For most of Western history, theological education was almost entirely academic and theoretical. In the 1920s, in clinical settings, that began to change.
The changes took place in large measure because of innovations in other fields of education. The 1910 Flexner Report called on American medical schools to enact sweeping reforms, moving out of the academic classroom to the establishment of clinical internships and residencies where doctors-to-be learned by working with real patients.
Motivated by the urgency to understand the religious and developmental implications of his own psychotic episodes and resultant hospitalizations, Presbyterian minister Anton T. Boisen (1876-1965) in the early 1920s developed the key components of what he called Clinical Pastoral Training (CPT), what is now more commonly but probably less accurately called Clinical Pastoral Education (CPE). (We use the terms today interchangeably. ) Boisen began to train theological students in hospitals, working with real people whose lives were in crisis. Thus began the art and science of the disciplined application of the clinical method to specific cases of pastoral care and spiritual counseling.
The result is a form training for ministry and theological reflection, employing a collaborative mentorship approach, that focuses on learning from contact with living persons facing their own, real-life problems.
Over the years CPE has become a formative component in the preparation of individuals both for traditional religious ministries and in the specialized area of clinical chaplaincy. Boisen saw real-life experience as the starting point for meaningful pastoral care and recognized that to help people face and find meaning and purpose in the face of distress, crisis, loss or grief it is not enough to know about people’s religious traditions, practices and beliefs. In such circumstances, understanding the behavioral and social sciences, Boisen believed, was essential to providing effective ministry.

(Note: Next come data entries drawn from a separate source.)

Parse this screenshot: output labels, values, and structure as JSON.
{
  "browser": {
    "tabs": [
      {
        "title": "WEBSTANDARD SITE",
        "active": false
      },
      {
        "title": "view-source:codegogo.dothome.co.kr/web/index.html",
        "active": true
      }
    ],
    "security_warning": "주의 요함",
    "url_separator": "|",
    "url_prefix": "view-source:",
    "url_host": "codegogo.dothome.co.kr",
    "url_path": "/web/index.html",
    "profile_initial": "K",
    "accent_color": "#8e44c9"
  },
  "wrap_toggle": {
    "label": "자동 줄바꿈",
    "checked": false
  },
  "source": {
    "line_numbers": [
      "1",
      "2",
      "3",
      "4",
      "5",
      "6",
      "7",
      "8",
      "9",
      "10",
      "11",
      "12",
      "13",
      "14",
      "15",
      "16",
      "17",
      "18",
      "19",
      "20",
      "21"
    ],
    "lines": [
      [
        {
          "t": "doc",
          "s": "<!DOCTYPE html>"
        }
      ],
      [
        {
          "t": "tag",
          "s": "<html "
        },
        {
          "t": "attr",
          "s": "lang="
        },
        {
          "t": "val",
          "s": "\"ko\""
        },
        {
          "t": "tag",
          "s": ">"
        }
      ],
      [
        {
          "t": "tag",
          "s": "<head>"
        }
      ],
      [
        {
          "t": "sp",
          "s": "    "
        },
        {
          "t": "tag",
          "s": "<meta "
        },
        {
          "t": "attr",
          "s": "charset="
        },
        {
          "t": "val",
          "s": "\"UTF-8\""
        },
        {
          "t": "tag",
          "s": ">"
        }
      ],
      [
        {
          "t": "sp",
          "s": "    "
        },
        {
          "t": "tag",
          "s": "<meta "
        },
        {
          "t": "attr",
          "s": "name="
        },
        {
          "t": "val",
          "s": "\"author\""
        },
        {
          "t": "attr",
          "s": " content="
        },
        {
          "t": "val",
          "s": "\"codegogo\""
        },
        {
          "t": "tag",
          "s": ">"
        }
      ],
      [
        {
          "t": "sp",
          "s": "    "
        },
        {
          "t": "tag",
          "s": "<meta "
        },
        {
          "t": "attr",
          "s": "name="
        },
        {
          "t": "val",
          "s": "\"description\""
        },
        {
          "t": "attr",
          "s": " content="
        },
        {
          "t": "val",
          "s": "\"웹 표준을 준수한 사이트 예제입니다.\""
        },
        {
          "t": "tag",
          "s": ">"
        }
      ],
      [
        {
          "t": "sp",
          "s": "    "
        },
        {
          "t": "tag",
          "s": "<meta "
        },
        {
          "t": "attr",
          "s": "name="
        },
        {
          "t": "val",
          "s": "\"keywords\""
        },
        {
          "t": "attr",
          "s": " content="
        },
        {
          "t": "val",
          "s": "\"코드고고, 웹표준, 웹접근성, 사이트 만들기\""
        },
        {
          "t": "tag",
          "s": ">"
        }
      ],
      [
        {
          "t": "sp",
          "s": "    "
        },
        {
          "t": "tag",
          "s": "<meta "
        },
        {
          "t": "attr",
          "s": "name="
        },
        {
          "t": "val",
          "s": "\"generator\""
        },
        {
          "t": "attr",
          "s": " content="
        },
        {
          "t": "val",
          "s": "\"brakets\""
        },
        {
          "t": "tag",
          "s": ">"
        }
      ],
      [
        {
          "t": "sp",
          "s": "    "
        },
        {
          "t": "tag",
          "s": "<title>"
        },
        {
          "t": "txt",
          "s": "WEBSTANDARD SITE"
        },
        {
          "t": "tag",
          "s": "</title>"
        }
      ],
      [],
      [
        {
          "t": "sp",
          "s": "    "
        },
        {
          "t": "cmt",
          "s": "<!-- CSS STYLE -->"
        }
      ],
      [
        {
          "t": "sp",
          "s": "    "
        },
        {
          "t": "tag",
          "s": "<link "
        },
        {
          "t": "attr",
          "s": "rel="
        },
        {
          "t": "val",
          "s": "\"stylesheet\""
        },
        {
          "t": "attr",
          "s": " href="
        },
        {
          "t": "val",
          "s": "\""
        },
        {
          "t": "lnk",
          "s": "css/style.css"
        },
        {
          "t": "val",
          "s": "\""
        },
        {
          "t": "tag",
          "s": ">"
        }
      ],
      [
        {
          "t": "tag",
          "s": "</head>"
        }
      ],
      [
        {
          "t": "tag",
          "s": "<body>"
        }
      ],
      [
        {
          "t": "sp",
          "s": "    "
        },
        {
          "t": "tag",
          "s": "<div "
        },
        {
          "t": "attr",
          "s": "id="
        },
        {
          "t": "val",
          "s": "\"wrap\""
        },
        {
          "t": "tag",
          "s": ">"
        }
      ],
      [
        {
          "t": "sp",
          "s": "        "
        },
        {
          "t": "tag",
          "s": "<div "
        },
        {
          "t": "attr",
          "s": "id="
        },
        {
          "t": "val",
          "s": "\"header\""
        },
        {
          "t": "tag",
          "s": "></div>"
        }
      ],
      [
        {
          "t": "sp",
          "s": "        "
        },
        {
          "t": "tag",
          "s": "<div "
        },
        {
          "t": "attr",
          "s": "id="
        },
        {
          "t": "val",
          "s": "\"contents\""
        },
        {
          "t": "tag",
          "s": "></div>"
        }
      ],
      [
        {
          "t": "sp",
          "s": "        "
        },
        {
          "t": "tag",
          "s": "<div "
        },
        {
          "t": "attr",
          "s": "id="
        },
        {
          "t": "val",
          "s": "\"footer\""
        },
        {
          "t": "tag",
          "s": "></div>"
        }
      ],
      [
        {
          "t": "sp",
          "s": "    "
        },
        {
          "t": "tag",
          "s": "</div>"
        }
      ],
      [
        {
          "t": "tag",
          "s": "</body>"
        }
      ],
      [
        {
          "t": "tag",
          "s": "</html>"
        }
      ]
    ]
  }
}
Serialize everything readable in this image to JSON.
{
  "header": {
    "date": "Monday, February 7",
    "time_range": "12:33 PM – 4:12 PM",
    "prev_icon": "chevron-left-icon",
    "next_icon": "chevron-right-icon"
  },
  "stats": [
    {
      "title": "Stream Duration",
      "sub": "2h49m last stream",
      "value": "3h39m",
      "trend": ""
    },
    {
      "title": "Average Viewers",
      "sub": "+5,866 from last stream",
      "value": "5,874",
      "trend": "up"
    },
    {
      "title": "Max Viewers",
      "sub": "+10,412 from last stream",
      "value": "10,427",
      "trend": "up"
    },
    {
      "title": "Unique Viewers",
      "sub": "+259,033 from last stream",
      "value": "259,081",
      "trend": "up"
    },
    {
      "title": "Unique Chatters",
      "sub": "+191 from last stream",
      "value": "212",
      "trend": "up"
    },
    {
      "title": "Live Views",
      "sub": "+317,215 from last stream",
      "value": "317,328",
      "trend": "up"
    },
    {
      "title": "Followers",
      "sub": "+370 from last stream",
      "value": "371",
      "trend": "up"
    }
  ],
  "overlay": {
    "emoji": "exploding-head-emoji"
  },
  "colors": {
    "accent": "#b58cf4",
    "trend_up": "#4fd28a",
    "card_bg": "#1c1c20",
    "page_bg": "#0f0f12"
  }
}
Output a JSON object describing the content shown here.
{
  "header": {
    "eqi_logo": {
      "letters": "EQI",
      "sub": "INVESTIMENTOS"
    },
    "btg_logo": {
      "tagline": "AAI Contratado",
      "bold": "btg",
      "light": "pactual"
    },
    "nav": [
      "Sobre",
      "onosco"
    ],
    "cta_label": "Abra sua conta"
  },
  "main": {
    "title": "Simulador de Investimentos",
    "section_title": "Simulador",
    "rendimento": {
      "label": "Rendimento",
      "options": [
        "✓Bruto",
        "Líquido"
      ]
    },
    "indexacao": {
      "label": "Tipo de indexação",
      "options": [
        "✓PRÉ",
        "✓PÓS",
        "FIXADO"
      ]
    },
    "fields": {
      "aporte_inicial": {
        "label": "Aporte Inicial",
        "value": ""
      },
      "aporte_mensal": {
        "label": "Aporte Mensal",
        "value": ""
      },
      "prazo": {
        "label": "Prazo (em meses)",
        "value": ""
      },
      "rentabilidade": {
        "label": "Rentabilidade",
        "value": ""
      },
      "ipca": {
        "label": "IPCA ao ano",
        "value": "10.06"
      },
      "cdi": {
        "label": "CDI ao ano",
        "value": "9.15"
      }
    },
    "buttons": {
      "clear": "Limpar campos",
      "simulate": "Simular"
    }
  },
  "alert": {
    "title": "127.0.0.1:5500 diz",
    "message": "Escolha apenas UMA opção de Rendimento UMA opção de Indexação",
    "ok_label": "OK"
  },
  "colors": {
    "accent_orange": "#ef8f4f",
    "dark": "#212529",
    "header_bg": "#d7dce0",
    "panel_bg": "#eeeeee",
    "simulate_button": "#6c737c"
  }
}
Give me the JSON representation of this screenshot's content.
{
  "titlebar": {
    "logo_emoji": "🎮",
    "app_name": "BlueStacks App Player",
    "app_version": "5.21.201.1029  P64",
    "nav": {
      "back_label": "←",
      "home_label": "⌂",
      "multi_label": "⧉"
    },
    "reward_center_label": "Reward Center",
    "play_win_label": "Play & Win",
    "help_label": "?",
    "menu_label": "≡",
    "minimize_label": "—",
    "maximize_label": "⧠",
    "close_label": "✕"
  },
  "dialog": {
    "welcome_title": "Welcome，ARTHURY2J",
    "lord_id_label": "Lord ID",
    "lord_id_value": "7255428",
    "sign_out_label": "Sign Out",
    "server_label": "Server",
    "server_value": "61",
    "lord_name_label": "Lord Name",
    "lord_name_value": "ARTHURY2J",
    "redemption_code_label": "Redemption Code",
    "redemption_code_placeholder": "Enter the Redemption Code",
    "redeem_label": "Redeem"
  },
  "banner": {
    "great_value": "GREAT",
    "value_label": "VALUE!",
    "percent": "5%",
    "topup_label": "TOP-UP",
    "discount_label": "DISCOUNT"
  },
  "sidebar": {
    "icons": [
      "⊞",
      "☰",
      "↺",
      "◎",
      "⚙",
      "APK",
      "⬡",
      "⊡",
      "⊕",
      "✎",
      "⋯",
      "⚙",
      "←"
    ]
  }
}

Today, our CPE program is at the forefront in providing this sort of training.
We’re proud to follow in the tradition of Anton Boisen who was in many ways prescient, anticipating a truly integral, engaged body-mind-spirit approach to care giving.